This past weekend we did spent two nights on the upper Delaware River in northeastern Pennsylvania, staying at the 1870 Roebling Inn, above, a very fine bed and breakfast. The weather was not great, cloudy and with some rain, but we had fun anyway.
The inn has property right next to the river, and from there you can see the aqueduct bridge built in the 1840s by John A. Roebling, most famous for his design of the Brooklyn Bridge. This is the oldest Roebling bridge still standing, in Lackawaxen, PA.
The most interesting thing about the bridge is that it was built for canal boats, and was originally filled with water and part of a canal system following the Delaware and other rivers connecting the coal mines of Pennsylvania and navigable parts of the Delaware further south. It’s now open as a one-lane car bridge from PA to New York State. The original woven wire cables made by Roebling are still supporting the weight of the bridge. We enjoyed walking across and back and reading all the informational signs.
Back at the Roebling Inn, this pair of Bald Eagles were our neighbors the first day we were there, sitting on a dead tree not far from the Inn. This area supports many Bald Eagles in the winter, where they can catch fish in the river unless it freezes over.
Just down the street on the river is the Zane Grey Museum, which we enjoyed touring, also an information center for the Upper Delaware preserve. I read a few Zane Grey novels as a teenager, and enjoyed them, but was never a big western fan. It was interesting to learn that Grey, like many successful creators, was obsessed with his work, often writing around the clock in his study to finish one of his many novels. He was also quite a good artist. Illustrations he did for his first book (not a western) were on display. Grey was also a worldwide traveler-explorer, fisherman and travel writer, as well as the initial author of the newspaper strip “King of the Royal Mounted” based on one of his books. Comic book versions of the feature were on display. Grey only lived here a few years, but owned the house all his life and is buried here.

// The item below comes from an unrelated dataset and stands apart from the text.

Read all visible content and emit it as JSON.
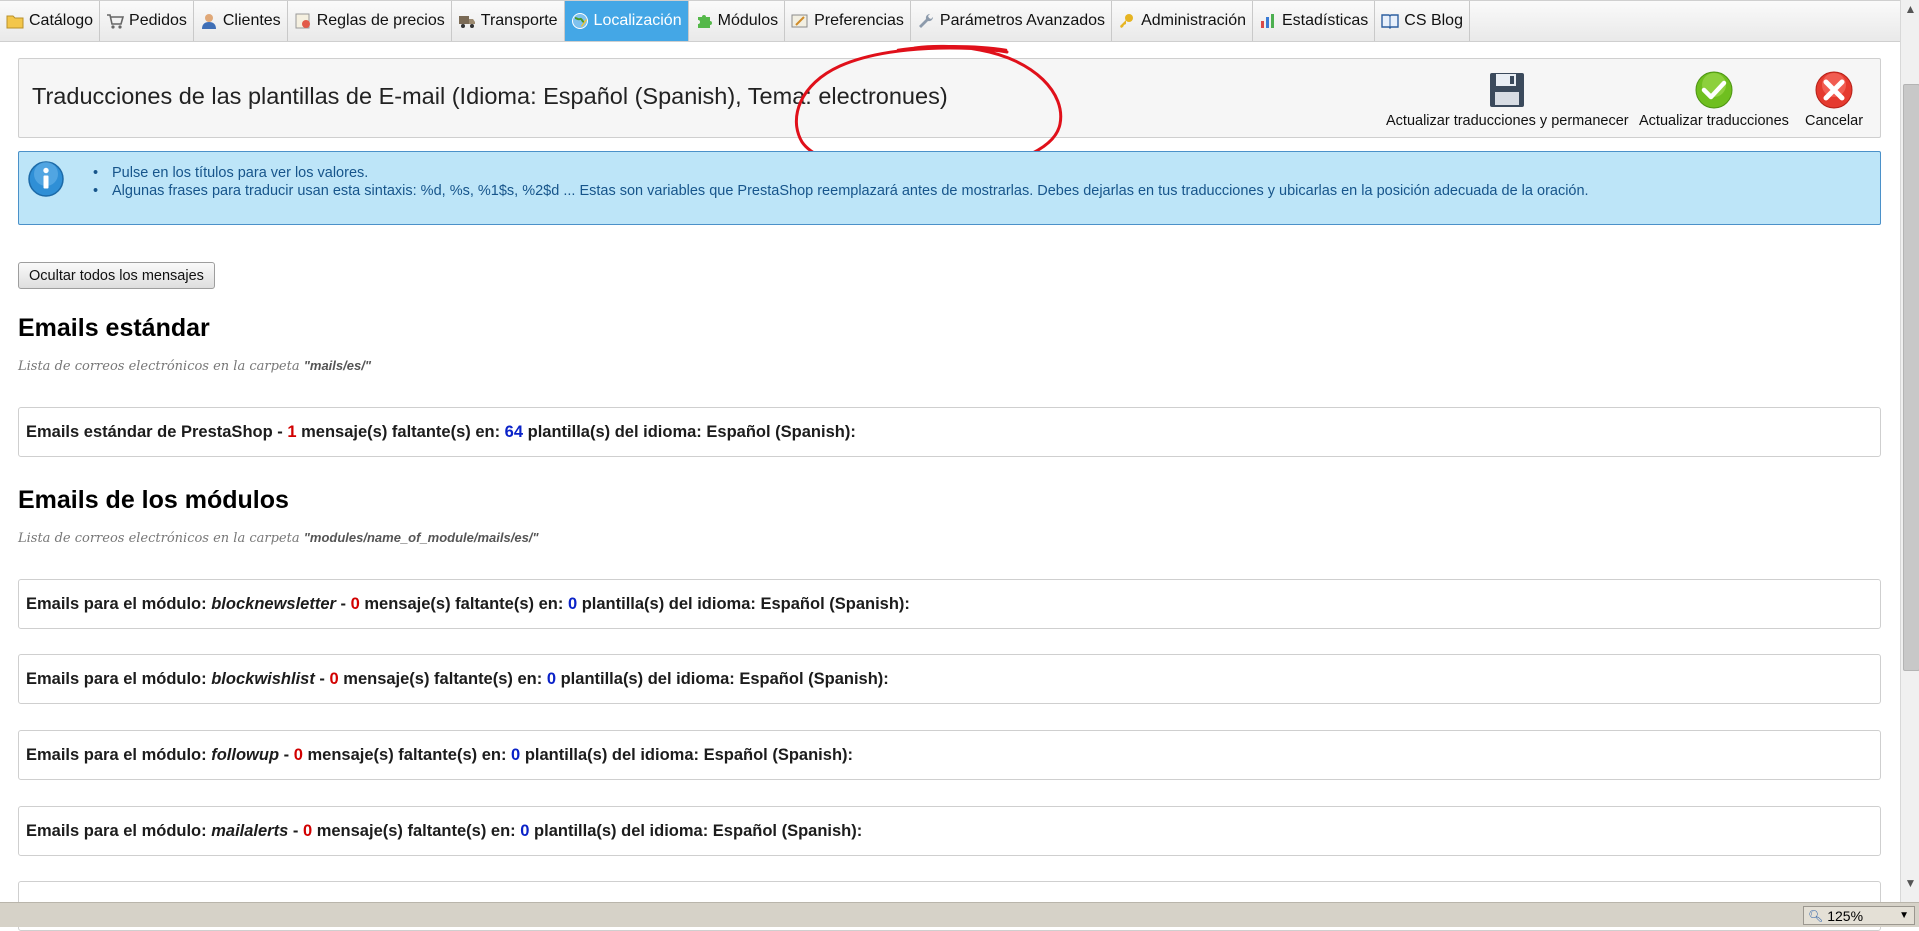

About a half hour drive north is the Museum at Bethel Woods, site of the 1969 Woodstock Music Festival, with lots of great exhibits and video clips about the festival, its creators, the musicians who played, and the 1960s in general.
Forty-seven years later, I finally made it to Woodstock! Where is everybody? In the summer of 1969 I had just graduated from high school and was preparing for my first year of art school. I had a summer job that was needed to provide money for school, and I didn’t know anyone who was going to Woodstock. When I saw the film a few years later, I felt like I’d missed out on a once-in-a-lifetime experience, but looking back at it now, I’m guessing I wouldn’t have had such a great time if I did get there between the crowds, lack of food and facilities, torrential rain, and other hazards, but I still kind of envy those who were present.
After our sightseeing we spent some time visiting Ellen’s family near Wilkes-Barre, PA, and stayed overnight with her sister Ann’s family in Newton, NJ, where I’m writing this. We’ll be home and back to work tomorrow after our fun and too-brief getaway.